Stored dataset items
——————————
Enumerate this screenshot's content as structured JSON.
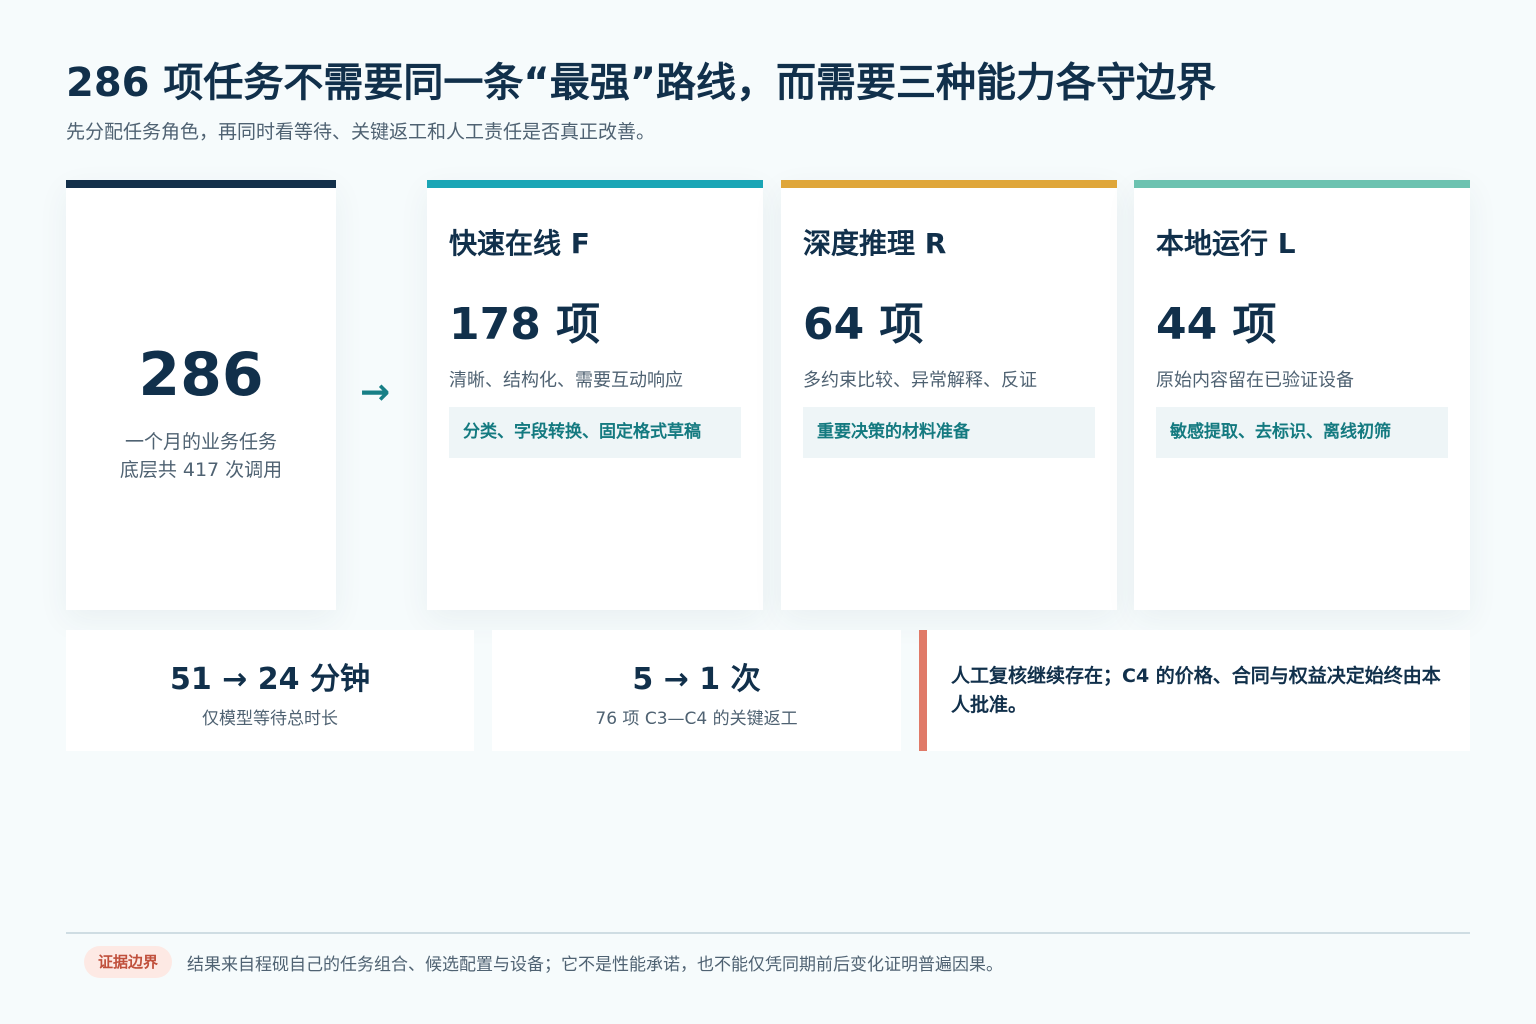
{
  "header": {
    "title": "286 项任务不需要同一条“最强”路线，而需要三种能力各守边界",
    "subtitle": "先分配任务角色，再同时看等待、关键返工和人工责任是否真正改善。"
  },
  "total": {
    "number": "286",
    "line1": "一个月的业务任务",
    "line2": "底层共 417 次调用",
    "arrow": "→"
  },
  "roles": [
    {
      "name": "快速在线 F",
      "count": "178 项",
      "desc": "清晰、结构化、需要互动响应",
      "tag": "分类、字段转换、固定格式草稿",
      "accent": "#1aa5b5"
    },
    {
      "name": "深度推理 R",
      "count": "64 项",
      "desc": "多约束比较、异常解释、反证",
      "tag": "重要决策的材料准备",
      "accent": "#dfa63a"
    },
    {
      "name": "本地运行 L",
      "count": "44 项",
      "desc": "原始内容留在已验证设备",
      "tag": "敏感提取、去标识、离线初筛",
      "accent": "#6cc2b0"
    }
  ],
  "metrics": [
    {
      "value": "51 → 24 分钟",
      "label": "仅模型等待总时长"
    },
    {
      "value": "5 → 1 次",
      "label": "76 项 C3—C4 的关键返工"
    }
  ],
  "note": {
    "text": "人工复核继续存在；C4 的价格、合同与权益决定始终由本人批准。",
    "accent": "#e07a68"
  },
  "footer": {
    "badge": "证据边界",
    "text": "结果来自程砚自己的任务组合、候选配置与设备；它不是性能承诺，也不能仅凭同期前后变化证明普遍因果。"
  }
}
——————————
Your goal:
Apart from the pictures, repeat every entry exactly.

Written solution:
Enumerate this screenshot's content as structured JSON.
{
  "header": {
    "title": "286 项任务不需要同一条“最强”路线，而需要三种能力各守边界",
    "subtitle": "先分配任务角色，再同时看等待、关键返工和人工责任是否真正改善。"
  },
  "total": {
    "number": "286",
    "line1": "一个月的业务任务",
    "line2": "底层共 417 次调用",
    "arrow": "→"
  },
  "roles": [
    {
      "name": "快速在线 F",
      "count": "178 项",
      "desc": "清晰、结构化、需要互动响应",
      "tag": "分类、字段转换、固定格式草稿",
      "accent": "#1aa5b5"
    },
    {
      "name": "深度推理 R",
      "count": "64 项",
      "desc": "多约束比较、异常解释、反证",
      "tag": "重要决策的材料准备",
      "accent": "#dfa63a"
    },
    {
      "name": "本地运行 L",
      "count": "44 项",
      "desc": "原始内容留在已验证设备",
      "tag": "敏感提取、去标识、离线初筛",
      "accent": "#6cc2b0"
    }
  ],
  "metrics": [
    {
      "value": "51 → 24 分钟",
      "label": "仅模型等待总时长"
    },
    {
      "value": "5 → 1 次",
      "label": "76 项 C3—C4 的关键返工"
    }
  ],
  "note": {
    "text": "人工复核继续存在；C4 的价格、合同与权益决定始终由本人批准。",
    "accent": "#e07a68"
  },
  "footer": {
    "badge": "证据边界",
    "text": "结果来自程砚自己的任务组合、候选配置与设备；它不是性能承诺，也不能仅凭同期前后变化证明普遍因果。"
  }
}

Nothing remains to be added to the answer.